AVAILABLE DATA ->

..............................

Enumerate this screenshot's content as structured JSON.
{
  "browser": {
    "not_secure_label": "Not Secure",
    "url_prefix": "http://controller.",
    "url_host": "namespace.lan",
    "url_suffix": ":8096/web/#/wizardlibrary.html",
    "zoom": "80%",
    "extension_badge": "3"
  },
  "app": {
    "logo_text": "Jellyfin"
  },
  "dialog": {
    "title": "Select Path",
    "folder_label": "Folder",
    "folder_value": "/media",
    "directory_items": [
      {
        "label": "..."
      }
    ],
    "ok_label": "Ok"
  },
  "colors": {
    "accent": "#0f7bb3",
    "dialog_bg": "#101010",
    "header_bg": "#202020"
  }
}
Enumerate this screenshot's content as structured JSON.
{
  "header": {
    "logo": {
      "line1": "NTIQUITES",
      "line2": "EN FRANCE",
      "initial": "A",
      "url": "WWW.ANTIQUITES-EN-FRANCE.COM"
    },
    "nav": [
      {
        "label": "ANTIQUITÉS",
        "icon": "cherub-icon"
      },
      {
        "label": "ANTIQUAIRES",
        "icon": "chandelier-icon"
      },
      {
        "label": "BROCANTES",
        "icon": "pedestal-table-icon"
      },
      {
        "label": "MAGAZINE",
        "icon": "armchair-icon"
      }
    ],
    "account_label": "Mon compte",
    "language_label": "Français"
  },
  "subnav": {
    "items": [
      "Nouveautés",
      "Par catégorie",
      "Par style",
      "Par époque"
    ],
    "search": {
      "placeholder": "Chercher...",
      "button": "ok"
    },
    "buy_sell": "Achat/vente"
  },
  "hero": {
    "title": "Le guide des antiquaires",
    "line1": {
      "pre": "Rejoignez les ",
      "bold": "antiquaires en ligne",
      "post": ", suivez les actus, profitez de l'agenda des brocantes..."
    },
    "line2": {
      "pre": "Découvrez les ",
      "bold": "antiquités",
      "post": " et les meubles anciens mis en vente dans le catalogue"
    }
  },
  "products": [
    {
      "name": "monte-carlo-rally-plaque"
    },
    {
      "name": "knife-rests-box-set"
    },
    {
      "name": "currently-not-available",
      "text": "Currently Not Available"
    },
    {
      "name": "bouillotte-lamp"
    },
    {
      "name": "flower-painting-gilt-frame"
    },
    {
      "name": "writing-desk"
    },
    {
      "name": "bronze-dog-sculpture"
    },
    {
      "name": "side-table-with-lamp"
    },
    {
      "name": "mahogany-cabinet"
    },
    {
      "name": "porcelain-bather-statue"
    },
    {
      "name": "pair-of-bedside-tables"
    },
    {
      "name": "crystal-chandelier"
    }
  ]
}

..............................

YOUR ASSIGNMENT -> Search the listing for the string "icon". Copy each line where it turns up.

WRITTEN ANSWER ->
        "icon": "cherub-icon"
        "icon": "chandelier-icon"
        "icon": "pedestal-table-icon"
        "icon": "armchair-icon"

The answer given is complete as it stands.